As a result of the decision of the Illinois Supreme Court in the case of York v Rush-Presbyterian St.Lukes Medical Center, once the plaintiff is able to establish that the hospital claimed itself as a provider of services in accordance with standards of the locality, the plaintiff would get the right of claiming under vicarious liability. This covers the actions of not only the employees of the hospital but also independent contractors such as attending physicians. However in order to make the hospital vicariously liable under the doctrine of apparent authority, it is essential for the plaintiff to prove that: (i) the hospital acted in a manner that made the plaintiff to reasonably believe that the individual who was negligent acted as an employee or agent of the hospital, (ii) when the acts of the agent showed the presence of apparent authority, the plaintiff has to prove that the hospital had the knowledge of such appearance and (iii) the plaintiff acted relying on the conduct of the hospital or its agent to provide services at acceptable standards. It is to be noted that no claim under vicarious liability would be attracted if the plaintiff knows or should have known that the physician was not an employee but only an independent contractor acting under apparent authority (Biller, 2007). Another point in the context is that the plaintiff can reasonably be believed to rely on the apparent agency of the employee or the independent contractor, when he/she relies on the hospital to provide medical care of reasonable standards rather than depending on the skill of any specific physician. It is also essential that the plaintiff should prove that he/she accepted the services of the agent in reliance on the perceived relationship between the agent and the principal and not on the reliance of the skill of the agent in receiving the services.
Biller, R. A. (2007). Apparent Agency in the Medical Malpractice Context afer York v Rush-Presbyterian-St. Luke’s Medical Center.
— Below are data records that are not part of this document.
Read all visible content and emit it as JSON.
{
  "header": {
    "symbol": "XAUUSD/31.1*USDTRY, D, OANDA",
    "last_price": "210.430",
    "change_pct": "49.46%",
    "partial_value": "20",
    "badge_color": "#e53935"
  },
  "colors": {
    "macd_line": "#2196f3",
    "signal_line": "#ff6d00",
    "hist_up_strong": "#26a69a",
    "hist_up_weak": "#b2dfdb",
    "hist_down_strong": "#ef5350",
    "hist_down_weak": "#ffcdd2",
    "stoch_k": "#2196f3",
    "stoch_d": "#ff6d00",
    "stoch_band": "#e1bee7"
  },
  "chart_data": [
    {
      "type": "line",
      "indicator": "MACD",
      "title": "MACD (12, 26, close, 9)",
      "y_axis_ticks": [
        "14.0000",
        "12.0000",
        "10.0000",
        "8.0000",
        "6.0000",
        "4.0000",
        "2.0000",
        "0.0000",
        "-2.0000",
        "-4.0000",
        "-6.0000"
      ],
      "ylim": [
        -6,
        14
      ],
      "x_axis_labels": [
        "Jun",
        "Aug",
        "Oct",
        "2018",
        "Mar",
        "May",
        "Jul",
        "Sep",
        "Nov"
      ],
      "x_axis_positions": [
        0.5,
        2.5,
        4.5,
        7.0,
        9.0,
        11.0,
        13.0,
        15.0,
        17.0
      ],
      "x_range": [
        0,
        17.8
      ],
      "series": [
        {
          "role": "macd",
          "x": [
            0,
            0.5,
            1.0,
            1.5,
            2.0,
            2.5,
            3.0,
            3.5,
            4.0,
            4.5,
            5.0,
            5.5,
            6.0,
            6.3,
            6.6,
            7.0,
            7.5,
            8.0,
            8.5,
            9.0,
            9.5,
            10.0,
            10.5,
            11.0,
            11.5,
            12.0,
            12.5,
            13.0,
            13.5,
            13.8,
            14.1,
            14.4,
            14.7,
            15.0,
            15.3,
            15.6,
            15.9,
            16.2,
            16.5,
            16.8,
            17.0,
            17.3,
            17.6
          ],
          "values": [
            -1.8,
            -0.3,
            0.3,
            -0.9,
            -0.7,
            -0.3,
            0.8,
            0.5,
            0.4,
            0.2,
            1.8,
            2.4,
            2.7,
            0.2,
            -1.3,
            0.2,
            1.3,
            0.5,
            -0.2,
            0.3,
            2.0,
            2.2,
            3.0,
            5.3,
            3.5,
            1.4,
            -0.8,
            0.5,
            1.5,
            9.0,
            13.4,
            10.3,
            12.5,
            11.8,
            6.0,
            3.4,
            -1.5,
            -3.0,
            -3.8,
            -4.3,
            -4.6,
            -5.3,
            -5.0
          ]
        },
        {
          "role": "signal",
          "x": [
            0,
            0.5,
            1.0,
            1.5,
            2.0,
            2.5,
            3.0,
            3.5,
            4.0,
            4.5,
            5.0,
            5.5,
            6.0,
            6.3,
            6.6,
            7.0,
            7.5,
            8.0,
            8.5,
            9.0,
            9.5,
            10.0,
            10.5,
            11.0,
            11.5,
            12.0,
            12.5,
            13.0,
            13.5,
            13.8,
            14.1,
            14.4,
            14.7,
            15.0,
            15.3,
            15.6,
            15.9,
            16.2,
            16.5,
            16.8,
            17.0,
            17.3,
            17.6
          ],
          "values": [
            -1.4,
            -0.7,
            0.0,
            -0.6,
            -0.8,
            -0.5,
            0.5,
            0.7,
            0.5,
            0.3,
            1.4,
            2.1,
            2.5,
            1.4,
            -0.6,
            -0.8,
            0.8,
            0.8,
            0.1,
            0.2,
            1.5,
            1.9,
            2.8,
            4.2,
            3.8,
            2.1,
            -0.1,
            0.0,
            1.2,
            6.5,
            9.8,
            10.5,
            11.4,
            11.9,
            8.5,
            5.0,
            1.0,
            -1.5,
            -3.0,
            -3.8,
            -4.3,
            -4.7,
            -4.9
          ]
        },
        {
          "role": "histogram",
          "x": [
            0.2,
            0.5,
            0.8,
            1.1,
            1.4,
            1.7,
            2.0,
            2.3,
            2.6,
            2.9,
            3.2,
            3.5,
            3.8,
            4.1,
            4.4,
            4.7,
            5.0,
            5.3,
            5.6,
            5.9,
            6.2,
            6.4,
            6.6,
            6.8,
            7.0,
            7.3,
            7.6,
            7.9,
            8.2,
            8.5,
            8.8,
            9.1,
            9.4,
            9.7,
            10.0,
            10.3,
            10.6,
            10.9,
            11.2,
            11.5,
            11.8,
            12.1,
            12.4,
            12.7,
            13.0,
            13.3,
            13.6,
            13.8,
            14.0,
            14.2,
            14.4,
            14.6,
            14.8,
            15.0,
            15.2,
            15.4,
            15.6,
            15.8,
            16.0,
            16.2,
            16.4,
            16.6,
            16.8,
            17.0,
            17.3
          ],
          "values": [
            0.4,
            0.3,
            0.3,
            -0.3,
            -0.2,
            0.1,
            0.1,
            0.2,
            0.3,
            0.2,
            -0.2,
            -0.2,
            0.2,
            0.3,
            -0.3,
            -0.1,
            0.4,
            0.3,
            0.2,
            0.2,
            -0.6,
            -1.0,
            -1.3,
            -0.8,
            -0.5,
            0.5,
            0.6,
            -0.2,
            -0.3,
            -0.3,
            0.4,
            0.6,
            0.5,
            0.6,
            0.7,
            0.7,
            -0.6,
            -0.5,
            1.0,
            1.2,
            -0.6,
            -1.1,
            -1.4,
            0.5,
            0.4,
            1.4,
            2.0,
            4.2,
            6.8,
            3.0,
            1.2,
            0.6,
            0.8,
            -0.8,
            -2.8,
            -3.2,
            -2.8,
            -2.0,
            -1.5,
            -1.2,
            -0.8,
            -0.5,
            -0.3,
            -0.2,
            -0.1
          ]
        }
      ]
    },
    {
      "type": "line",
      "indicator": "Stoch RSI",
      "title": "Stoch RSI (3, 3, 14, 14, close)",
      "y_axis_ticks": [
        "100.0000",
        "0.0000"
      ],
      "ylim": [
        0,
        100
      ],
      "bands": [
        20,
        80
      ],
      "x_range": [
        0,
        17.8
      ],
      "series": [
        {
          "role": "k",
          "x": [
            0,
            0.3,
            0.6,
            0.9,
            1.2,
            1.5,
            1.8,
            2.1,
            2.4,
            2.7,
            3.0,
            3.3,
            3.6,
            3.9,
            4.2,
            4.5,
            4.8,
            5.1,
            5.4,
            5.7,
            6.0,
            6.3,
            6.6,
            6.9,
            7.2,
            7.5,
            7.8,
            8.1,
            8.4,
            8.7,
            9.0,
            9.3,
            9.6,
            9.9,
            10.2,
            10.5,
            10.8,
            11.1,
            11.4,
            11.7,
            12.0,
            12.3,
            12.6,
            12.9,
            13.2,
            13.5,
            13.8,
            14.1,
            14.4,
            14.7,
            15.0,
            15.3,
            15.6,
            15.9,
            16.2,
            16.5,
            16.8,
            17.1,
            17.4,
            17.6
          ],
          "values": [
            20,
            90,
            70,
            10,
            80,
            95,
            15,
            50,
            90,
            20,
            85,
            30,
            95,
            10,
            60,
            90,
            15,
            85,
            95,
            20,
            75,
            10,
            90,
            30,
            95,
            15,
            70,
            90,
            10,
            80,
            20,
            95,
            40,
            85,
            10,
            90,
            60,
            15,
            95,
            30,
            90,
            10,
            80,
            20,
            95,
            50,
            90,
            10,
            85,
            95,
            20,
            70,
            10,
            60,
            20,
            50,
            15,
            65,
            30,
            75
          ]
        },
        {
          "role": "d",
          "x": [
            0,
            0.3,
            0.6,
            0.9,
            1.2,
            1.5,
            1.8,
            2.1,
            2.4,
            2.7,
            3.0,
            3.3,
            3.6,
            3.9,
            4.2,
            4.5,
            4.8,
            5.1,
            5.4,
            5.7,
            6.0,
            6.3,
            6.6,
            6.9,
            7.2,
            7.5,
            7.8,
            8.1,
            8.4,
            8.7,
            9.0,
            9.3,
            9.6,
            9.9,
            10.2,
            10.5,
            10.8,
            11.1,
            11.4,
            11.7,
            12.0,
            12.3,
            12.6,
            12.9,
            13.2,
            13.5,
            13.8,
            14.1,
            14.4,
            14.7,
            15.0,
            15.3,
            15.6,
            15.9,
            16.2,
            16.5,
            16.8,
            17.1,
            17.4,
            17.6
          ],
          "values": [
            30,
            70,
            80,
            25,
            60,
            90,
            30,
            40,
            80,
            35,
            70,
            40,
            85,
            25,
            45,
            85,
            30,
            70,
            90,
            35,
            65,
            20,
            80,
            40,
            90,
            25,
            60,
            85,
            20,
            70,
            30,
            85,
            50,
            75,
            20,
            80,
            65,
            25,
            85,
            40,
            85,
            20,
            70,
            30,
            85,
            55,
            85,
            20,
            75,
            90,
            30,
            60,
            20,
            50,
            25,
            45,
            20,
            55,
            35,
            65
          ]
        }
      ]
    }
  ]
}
Web.
Pozgar, G. D. (2006). Legal Aspects of Health Care Administration. New York: Jones & Bartlett Publishers.